The Health and safety Executive has stated that all drivers must have access to welfare facilities in their workplace. This is a legal requirement and they must be available during the hours they work, which can be late at night. See Arrangements for driver welfare and hours of work during the coronavirus outbreak for more.

Coronavirus action plans

It's a good idea to create a coronavirus action plan around health and safety for your workplace.

1. Select someone to be responsible for monitoring the situation and reporting to management with regular updates. Consider signing up to receive updates by email or RSS feeds.

2. Conduct a risk assessment and monitor the risks posed by COVID-19 to anyone. Pay particular attention to situations where staff may be in close proximity (less than 2 metres) to others. Remember that individuals at particular risk include those:

  • with compromised immune systems;
  • over 70;
  • with certain pre-existing health conditions, e.g. cardiovascular disease, respiratory conditions or diabetes;
  • who are pregnant.

3. Ensure any control measures identified by the risk assessment comply with government advice (particularly around social distancing). Take steps to reduce the risk to vulnerable staff identified by the risk assessment.

4. Regularly pass on updates to staff and give them guidance on issues like:

  • What the symptoms are and what they should do if they have them;
  • When and how you should be notified if they've been diagnosed with COVID-19 or in contact with someone who has;
  • What you require them to do after being notified.

5. Ban all non-essential business travel.

6. Ensure managers know how to spot possible symptoms of COVID-19 and are clear on any relevant processes, such as sickness reporting and sick pay.

7. Decide what steps you'll take if a staff member infected with COVID-19 attends the workplace. You should:

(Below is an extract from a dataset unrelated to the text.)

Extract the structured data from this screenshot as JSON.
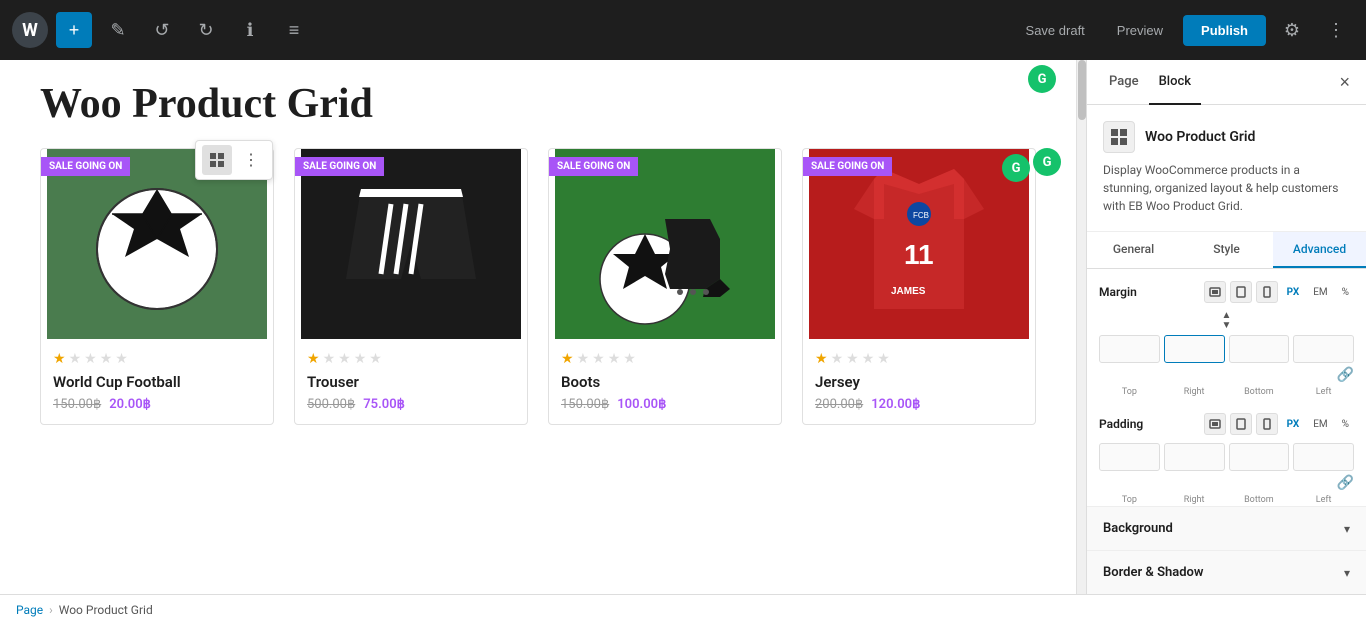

  • Immediately communicate this to all staff (if possible, don't name the person for data protection reasons)
  • Confirm if the workplace will close (consider doing this to protect staff).
  • Instruct staff to take work home with them (if possible)
  • Contact your local public health authority in England, Wales, Scotland or Northern Ireland. They'll conduct a risk assessment and tell you what to do next.

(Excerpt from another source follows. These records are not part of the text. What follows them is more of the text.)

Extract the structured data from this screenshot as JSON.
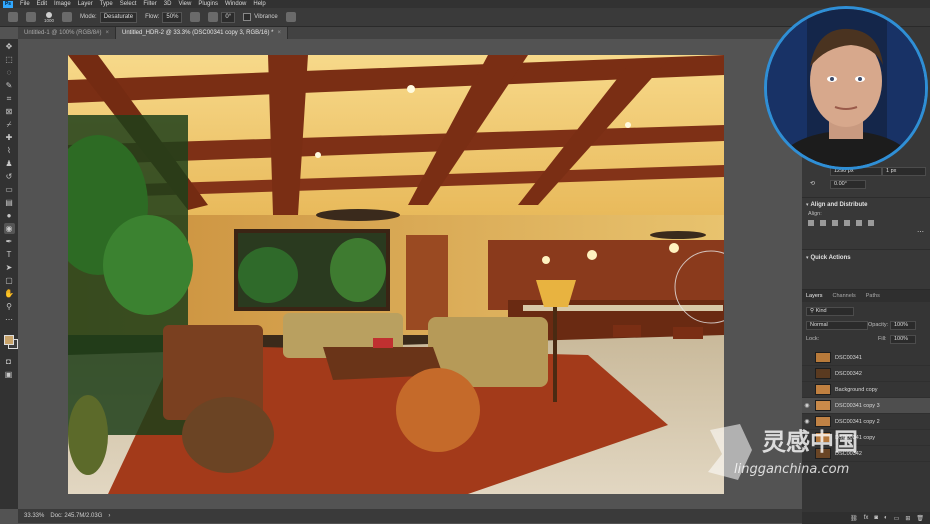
{
  "menubar": {
    "items": [
      "File",
      "Edit",
      "Image",
      "Layer",
      "Type",
      "Select",
      "Filter",
      "3D",
      "View",
      "Plugins",
      "Window",
      "Help"
    ]
  },
  "options": {
    "brush_size": "1000",
    "mode_label": "Mode:",
    "mode_value": "Desaturate",
    "flow_label": "Flow:",
    "flow_value": "50%",
    "angle_value": "0°",
    "vibrance_label": "Vibrance"
  },
  "tabs": [
    {
      "label": "Untitled-1 @ 100% (RGB/8#)"
    },
    {
      "label": "Untitled_HDR-2 @ 33.3% (DSC00341 copy 3, RGB/16) *"
    }
  ],
  "status": {
    "zoom": "33.33%",
    "doc": "Doc: 245.7M/2.03G"
  },
  "properties": {
    "w_value": "1290 px",
    "h_value": "1 px",
    "angle_value": "0.00°"
  },
  "align": {
    "title": "Align and Distribute",
    "align_label": "Align:"
  },
  "quick_actions": {
    "title": "Quick Actions"
  },
  "layers_panel": {
    "tabs": [
      "Layers",
      "Channels",
      "Paths"
    ],
    "kind_label": "Kind",
    "blend_mode": "Normal",
    "opacity_label": "Opacity:",
    "opacity_value": "100%",
    "lock_label": "Lock:",
    "fill_label": "Fill:",
    "fill_value": "100%",
    "layers": [
      {
        "name": "DSC00341",
        "visible": false,
        "thumb": "#b87a3a"
      },
      {
        "name": "DSC00342",
        "visible": false,
        "thumb": "#5a3a20"
      },
      {
        "name": "Background copy",
        "visible": false,
        "thumb": "#c08040"
      },
      {
        "name": "DSC00341 copy 3",
        "visible": true,
        "selected": true,
        "thumb": "#c98a4a"
      },
      {
        "name": "DSC00341 copy 2",
        "visible": true,
        "thumb": "#c08245"
      },
      {
        "name": "DSC00341 copy",
        "visible": false,
        "thumb": "#b5783c"
      },
      {
        "name": "DSC00342",
        "visible": false,
        "thumb": "#6a4525"
      }
    ]
  },
  "watermark": {
    "title": "灵感中国",
    "url": "lingganchina.com"
  },
  "colors": {
    "ps_blue": "#31a8ff",
    "webcam_ring": "#2f8fd6"
  }
}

8. Increase the frequency and extent of cleaning in the workplace. Focus on shared areas and areas that may not often be cleaned, like doors and chair handles, light switches, keyboards and mice, telephones, desks and worktops, photocopiers and bannisters.

9. Try to maintain supplies of soap, cleaning products, disinfectants and cleaning materials.

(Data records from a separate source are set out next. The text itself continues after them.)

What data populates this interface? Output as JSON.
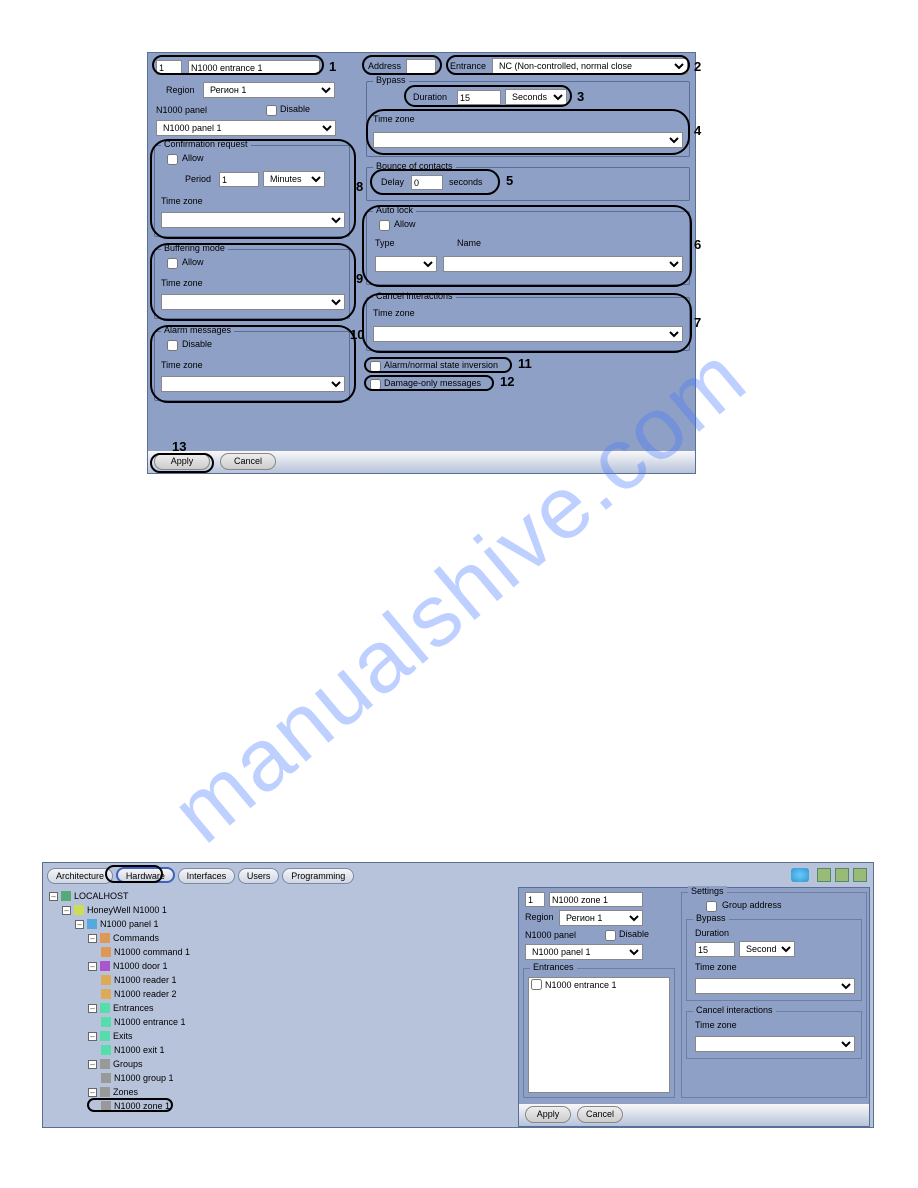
{
  "watermark": "manualshive.com",
  "fig1": {
    "id_value": "1",
    "name_value": "N1000 entrance 1",
    "region_label": "Region",
    "region_value": "Регион 1",
    "parent_label": "N1000 panel",
    "parent_value": "N1000 panel 1",
    "disable_label": "Disable",
    "confirmation": {
      "title": "Confirmation request",
      "allow_label": "Allow",
      "period_label": "Period",
      "period_value": "1",
      "period_unit": "Minutes",
      "tz_label": "Time zone"
    },
    "buffering": {
      "title": "Buffering mode",
      "allow_label": "Allow",
      "tz_label": "Time zone"
    },
    "alarm": {
      "title": "Alarm messages",
      "disable_label": "Disable",
      "tz_label": "Time zone"
    },
    "address_label": "Address",
    "address_value": "",
    "entrance_label": "Entrance",
    "entrance_value": "NC (Non-controlled, normal close",
    "bypass": {
      "title": "Bypass",
      "duration_label": "Duration",
      "duration_value": "15",
      "duration_unit": "Seconds",
      "tz_label": "Time zone"
    },
    "bounce": {
      "title": "Bounce of contacts",
      "delay_label": "Delay",
      "delay_value": "0",
      "seconds_label": "seconds"
    },
    "autolock": {
      "title": "Auto lock",
      "allow_label": "Allow",
      "type_label": "Type",
      "name_label": "Name"
    },
    "cancel": {
      "title": "Cancel interactions",
      "tz_label": "Time zone"
    },
    "inversion_label": "Alarm/normal state inversion",
    "damage_label": "Damage-only messages",
    "apply": "Apply",
    "cancel_btn": "Cancel",
    "callouts": {
      "1": "1",
      "2": "2",
      "3": "3",
      "4": "4",
      "5": "5",
      "6": "6",
      "7": "7",
      "8": "8",
      "9": "9",
      "10": "10",
      "11": "11",
      "12": "12",
      "13": "13"
    }
  },
  "fig2": {
    "tabs": {
      "arch": "Architecture",
      "hw": "Hardware",
      "if": "Interfaces",
      "users": "Users",
      "prog": "Programming"
    },
    "tree": {
      "root": "LOCALHOST",
      "hw": "HoneyWell N1000 1",
      "panel": "N1000 panel 1",
      "commands": "Commands",
      "cmd1": "N1000 command 1",
      "door": "N1000 door 1",
      "reader1": "N1000 reader 1",
      "reader2": "N1000 reader 2",
      "entrances": "Entrances",
      "entrance1": "N1000 entrance 1",
      "exits": "Exits",
      "exit1": "N1000 exit 1",
      "groups": "Groups",
      "group1": "N1000 group 1",
      "zones": "Zones",
      "zone1": "N1000 zone 1"
    },
    "props": {
      "id_value": "1",
      "name_value": "N1000 zone 1",
      "region_label": "Region",
      "region_value": "Регион 1",
      "parent_label": "N1000 panel",
      "parent_value": "N1000 panel 1",
      "disable_label": "Disable",
      "entrances_title": "Entrances",
      "entrance_item": "N1000 entrance 1",
      "settings_title": "Settings",
      "group_addr_label": "Group address",
      "bypass_title": "Bypass",
      "duration_label": "Duration",
      "duration_value": "15",
      "duration_unit": "Seconds",
      "tz_label": "Time zone",
      "cancel_title": "Cancel interactions",
      "cancel_tz_label": "Time zone",
      "apply": "Apply",
      "cancel_btn": "Cancel"
    }
  }
}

10. Give staff access to tissues and hand sanitiser gel, wipes or sprays containing more than 60% alcohol. Try to maintain supplies.

11. Keep records of the number of staff who have:

  • been diagnosed with COVID-19
  • been in contact with someone who has been diagnosed
  • shown potential COVID-19 symptoms, but haven't been diagnosed

For data protection reasons, don't collect more data than you need and use appropriate measures to safeguard it.

12. Ensure staff contact and emergency contact details are up to date.

13. Display COVID-19 information in the workplace and visitor areas.

14. Advise visitors to follow your guidance on preventative measures.

What is the law guide

The Desktop Lawyer law guide aims to present the law to you in a comprehensive yet jargon-free and easy-to-read format. Our law guide is constantly kept up to date with changes in business and family law by our team of in house solicitors, and includes information across all the legal jurisdictions in the UK.

Our law guide is free to use. Where we provide documents related to this area of law, or where they may help you with any legal issue in this area, they will be listed to the right of this message.